------ Given information ------

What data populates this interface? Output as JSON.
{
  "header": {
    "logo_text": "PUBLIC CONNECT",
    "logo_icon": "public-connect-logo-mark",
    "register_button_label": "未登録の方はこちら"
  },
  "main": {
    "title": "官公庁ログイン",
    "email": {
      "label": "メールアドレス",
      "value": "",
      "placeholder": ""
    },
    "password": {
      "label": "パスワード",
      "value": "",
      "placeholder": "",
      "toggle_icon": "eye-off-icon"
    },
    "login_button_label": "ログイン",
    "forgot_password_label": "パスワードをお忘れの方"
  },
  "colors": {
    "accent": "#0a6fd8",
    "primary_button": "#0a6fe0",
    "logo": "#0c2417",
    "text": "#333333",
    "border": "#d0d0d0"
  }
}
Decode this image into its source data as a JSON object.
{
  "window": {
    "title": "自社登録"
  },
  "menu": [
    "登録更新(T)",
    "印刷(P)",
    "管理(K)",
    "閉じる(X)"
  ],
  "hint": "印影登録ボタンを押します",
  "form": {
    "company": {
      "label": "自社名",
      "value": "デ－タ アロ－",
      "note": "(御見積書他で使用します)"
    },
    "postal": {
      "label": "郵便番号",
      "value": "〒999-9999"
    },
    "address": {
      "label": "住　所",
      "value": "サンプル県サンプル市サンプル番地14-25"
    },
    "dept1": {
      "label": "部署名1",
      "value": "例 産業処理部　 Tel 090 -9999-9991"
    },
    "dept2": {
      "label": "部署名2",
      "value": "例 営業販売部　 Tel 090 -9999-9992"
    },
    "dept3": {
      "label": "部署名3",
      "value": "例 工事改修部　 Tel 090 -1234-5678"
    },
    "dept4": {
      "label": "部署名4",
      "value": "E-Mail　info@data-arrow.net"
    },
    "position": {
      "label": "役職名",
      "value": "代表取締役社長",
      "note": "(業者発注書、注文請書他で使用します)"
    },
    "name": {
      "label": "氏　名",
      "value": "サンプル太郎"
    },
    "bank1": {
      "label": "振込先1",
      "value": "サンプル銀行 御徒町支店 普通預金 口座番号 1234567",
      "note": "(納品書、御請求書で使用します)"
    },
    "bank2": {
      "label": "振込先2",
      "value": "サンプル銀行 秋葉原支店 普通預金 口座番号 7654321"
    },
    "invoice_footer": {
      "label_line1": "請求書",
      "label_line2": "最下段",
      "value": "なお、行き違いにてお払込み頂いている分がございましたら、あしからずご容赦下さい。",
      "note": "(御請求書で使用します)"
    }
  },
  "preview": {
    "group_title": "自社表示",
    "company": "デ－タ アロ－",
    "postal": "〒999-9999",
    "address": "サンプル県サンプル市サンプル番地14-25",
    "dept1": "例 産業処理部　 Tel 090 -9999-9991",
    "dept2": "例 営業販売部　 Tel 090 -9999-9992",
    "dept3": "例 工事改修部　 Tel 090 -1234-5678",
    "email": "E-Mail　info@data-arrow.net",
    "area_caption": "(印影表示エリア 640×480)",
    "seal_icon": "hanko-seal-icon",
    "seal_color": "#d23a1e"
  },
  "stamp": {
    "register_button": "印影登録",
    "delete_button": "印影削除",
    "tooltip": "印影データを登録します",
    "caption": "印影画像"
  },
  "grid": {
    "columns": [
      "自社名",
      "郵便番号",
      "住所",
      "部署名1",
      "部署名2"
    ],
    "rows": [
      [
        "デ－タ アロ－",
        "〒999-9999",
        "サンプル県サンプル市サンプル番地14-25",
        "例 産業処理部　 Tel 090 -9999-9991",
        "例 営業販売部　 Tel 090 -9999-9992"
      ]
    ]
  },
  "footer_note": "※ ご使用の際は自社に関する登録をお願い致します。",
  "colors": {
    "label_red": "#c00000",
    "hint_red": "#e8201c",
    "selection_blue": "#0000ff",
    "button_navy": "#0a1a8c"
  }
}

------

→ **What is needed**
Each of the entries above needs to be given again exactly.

→ **Response to the task**
What data populates this interface? Output as JSON.
{
  "header": {
    "logo_text": "PUBLIC CONNECT",
    "logo_icon": "public-connect-logo-mark",
    "register_button_label": "未登録の方はこちら"
  },
  "main": {
    "title": "官公庁ログイン",
    "email": {
      "label": "メールアドレス",
      "value": "",
      "placeholder": ""
    },
    "password": {
      "label": "パスワード",
      "value": "",
      "placeholder": "",
      "toggle_icon": "eye-off-icon"
    },
    "login_button_label": "ログイン",
    "forgot_password_label": "パスワードをお忘れの方"
  },
  "colors": {
    "accent": "#0a6fd8",
    "primary_button": "#0a6fe0",
    "logo": "#0c2417",
    "text": "#333333",
    "border": "#d0d0d0"
  }
}
Decode this image into its source data as a JSON object.
{
  "window": {
    "title": "自社登録"
  },
  "menu": [
    "登録更新(T)",
    "印刷(P)",
    "管理(K)",
    "閉じる(X)"
  ],
  "hint": "印影登録ボタンを押します",
  "form": {
    "company": {
      "label": "自社名",
      "value": "デ－タ アロ－",
      "note": "(御見積書他で使用します)"
    },
    "postal": {
      "label": "郵便番号",
      "value": "〒999-9999"
    },
    "address": {
      "label": "住　所",
      "value": "サンプル県サンプル市サンプル番地14-25"
    },
    "dept1": {
      "label": "部署名1",
      "value": "例 産業処理部　 Tel 090 -9999-9991"
    },
    "dept2": {
      "label": "部署名2",
      "value": "例 営業販売部　 Tel 090 -9999-9992"
    },
    "dept3": {
      "label": "部署名3",
      "value": "例 工事改修部　 Tel 090 -1234-5678"
    },
    "dept4": {
      "label": "部署名4",
      "value": "E-Mail　info@data-arrow.net"
    },
    "position": {
      "label": "役職名",
      "value": "代表取締役社長",
      "note": "(業者発注書、注文請書他で使用します)"
    },
    "name": {
      "label": "氏　名",
      "value": "サンプル太郎"
    },
    "bank1": {
      "label": "振込先1",
      "value": "サンプル銀行 御徒町支店 普通預金 口座番号 1234567",
      "note": "(納品書、御請求書で使用します)"
    },
    "bank2": {
      "label": "振込先2",
      "value": "サンプル銀行 秋葉原支店 普通預金 口座番号 7654321"
    },
    "invoice_footer": {
      "label_line1": "請求書",
      "label_line2": "最下段",
      "value": "なお、行き違いにてお払込み頂いている分がございましたら、あしからずご容赦下さい。",
      "note": "(御請求書で使用します)"
    }
  },
  "preview": {
    "group_title": "自社表示",
    "company": "デ－タ アロ－",
    "postal": "〒999-9999",
    "address": "サンプル県サンプル市サンプル番地14-25",
    "dept1": "例 産業処理部　 Tel 090 -9999-9991",
    "dept2": "例 営業販売部　 Tel 090 -9999-9992",
    "dept3": "例 工事改修部　 Tel 090 -1234-5678",
    "email": "E-Mail　info@data-arrow.net",
    "area_caption": "(印影表示エリア 640×480)",
    "seal_icon": "hanko-seal-icon",
    "seal_color": "#d23a1e"
  },
  "stamp": {
    "register_button": "印影登録",
    "delete_button": "印影削除",
    "tooltip": "印影データを登録します",
    "caption": "印影画像"
  },
  "grid": {
    "columns": [
      "自社名",
      "郵便番号",
      "住所",
      "部署名1",
      "部署名2"
    ],
    "rows": [
      [
        "デ－タ アロ－",
        "〒999-9999",
        "サンプル県サンプル市サンプル番地14-25",
        "例 産業処理部　 Tel 090 -9999-9991",
        "例 営業販売部　 Tel 090 -9999-9992"
      ]
    ]
  },
  "footer_note": "※ ご使用の際は自社に関する登録をお願い致します。",
  "colors": {
    "label_red": "#c00000",
    "hint_red": "#e8201c",
    "selection_blue": "#0000ff",
    "button_navy": "#0a1a8c"
  }
}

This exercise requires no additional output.